(Page and application data records)

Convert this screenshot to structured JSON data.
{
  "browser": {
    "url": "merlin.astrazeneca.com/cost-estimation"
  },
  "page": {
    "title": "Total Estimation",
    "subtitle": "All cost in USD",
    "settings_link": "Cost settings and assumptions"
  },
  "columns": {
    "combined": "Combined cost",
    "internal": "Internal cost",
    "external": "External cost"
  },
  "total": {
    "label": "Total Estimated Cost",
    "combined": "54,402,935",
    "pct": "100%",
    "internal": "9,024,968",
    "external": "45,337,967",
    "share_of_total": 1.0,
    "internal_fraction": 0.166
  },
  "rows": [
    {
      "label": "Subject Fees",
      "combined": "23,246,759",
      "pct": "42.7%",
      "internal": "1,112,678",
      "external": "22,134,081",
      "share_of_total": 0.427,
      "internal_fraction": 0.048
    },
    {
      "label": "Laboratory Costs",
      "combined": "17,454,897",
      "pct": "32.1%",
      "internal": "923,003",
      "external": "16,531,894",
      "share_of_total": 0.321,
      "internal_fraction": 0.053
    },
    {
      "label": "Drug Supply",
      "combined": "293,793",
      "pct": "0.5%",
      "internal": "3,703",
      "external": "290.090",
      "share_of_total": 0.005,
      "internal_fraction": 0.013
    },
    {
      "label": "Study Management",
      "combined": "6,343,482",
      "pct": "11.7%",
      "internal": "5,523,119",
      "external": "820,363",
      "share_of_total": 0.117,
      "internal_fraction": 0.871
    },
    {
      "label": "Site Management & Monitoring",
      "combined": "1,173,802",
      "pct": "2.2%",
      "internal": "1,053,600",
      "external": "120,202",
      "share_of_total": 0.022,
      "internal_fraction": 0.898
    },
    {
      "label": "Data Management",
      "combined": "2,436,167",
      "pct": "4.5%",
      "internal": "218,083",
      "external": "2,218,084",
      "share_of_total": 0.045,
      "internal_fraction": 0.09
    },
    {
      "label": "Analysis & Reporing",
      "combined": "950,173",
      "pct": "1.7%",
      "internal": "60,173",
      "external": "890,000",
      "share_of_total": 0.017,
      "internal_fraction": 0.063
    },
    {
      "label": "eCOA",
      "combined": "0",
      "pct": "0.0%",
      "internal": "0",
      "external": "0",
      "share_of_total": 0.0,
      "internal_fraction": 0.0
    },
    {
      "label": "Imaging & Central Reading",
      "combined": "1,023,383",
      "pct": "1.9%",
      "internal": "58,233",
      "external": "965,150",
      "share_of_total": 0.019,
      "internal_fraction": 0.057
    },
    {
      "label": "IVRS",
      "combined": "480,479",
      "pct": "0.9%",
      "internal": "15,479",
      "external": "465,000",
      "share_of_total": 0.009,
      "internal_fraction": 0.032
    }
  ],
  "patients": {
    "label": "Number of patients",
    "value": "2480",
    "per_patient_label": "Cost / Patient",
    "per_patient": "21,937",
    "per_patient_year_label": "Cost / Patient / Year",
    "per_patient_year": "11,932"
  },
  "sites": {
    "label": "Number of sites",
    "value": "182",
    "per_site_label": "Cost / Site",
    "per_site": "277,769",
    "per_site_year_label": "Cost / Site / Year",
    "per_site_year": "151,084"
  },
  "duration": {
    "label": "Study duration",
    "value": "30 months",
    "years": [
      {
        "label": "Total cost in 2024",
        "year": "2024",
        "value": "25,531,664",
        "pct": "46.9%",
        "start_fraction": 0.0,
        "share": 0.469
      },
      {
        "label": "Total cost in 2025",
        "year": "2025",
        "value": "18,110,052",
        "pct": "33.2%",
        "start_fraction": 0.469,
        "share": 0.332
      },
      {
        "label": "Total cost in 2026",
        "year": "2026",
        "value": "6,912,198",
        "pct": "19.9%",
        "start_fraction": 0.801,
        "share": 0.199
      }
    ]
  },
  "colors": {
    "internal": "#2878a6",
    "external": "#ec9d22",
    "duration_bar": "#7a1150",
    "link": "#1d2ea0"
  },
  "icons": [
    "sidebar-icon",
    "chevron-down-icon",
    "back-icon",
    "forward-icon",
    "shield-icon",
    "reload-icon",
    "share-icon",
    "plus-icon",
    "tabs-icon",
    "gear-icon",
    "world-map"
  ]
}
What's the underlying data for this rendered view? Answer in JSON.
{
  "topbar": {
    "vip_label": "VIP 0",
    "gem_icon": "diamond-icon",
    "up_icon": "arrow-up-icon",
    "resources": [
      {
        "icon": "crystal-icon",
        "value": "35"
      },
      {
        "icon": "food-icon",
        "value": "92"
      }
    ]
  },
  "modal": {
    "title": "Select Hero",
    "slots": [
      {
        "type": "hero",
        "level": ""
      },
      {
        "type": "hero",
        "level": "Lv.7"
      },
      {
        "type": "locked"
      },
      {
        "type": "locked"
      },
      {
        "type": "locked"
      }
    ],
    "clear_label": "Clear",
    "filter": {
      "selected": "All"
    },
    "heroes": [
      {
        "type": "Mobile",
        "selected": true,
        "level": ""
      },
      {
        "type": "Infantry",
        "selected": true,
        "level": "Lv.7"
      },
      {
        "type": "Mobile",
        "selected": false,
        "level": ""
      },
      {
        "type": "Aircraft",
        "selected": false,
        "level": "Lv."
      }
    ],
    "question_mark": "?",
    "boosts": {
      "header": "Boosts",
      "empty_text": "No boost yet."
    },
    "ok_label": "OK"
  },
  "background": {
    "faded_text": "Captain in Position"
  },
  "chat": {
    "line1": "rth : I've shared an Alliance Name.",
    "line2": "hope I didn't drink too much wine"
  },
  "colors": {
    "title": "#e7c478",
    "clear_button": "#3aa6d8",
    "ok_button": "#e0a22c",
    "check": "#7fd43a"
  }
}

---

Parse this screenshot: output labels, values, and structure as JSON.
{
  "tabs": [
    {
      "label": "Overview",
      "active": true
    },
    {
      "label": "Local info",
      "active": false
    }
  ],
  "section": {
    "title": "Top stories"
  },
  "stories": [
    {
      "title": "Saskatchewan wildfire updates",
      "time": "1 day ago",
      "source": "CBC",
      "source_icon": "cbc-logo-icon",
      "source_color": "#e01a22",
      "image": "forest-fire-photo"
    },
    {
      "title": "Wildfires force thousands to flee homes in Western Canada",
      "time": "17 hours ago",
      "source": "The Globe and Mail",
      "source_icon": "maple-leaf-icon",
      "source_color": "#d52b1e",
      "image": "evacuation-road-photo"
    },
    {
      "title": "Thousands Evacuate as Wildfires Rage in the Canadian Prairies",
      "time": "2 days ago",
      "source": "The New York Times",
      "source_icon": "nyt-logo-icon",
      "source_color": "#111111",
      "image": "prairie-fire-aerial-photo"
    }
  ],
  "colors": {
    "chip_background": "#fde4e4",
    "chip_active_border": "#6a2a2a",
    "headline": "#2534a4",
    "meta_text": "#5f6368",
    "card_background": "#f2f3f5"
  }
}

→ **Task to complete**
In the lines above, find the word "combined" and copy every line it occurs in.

→ **Task response**
    "combined": "Combined cost",
    "combined": "54,402,935",
      "combined": "23,246,759",
      "combined": "17,454,897",
      "combined": "293,793",
      "combined": "6,343,482",
      "combined": "1,173,802",
      "combined": "2,436,167",
      "combined": "950,173",
      "combined": "0",
      "combined": "1,023,383",
      "combined": "480,479",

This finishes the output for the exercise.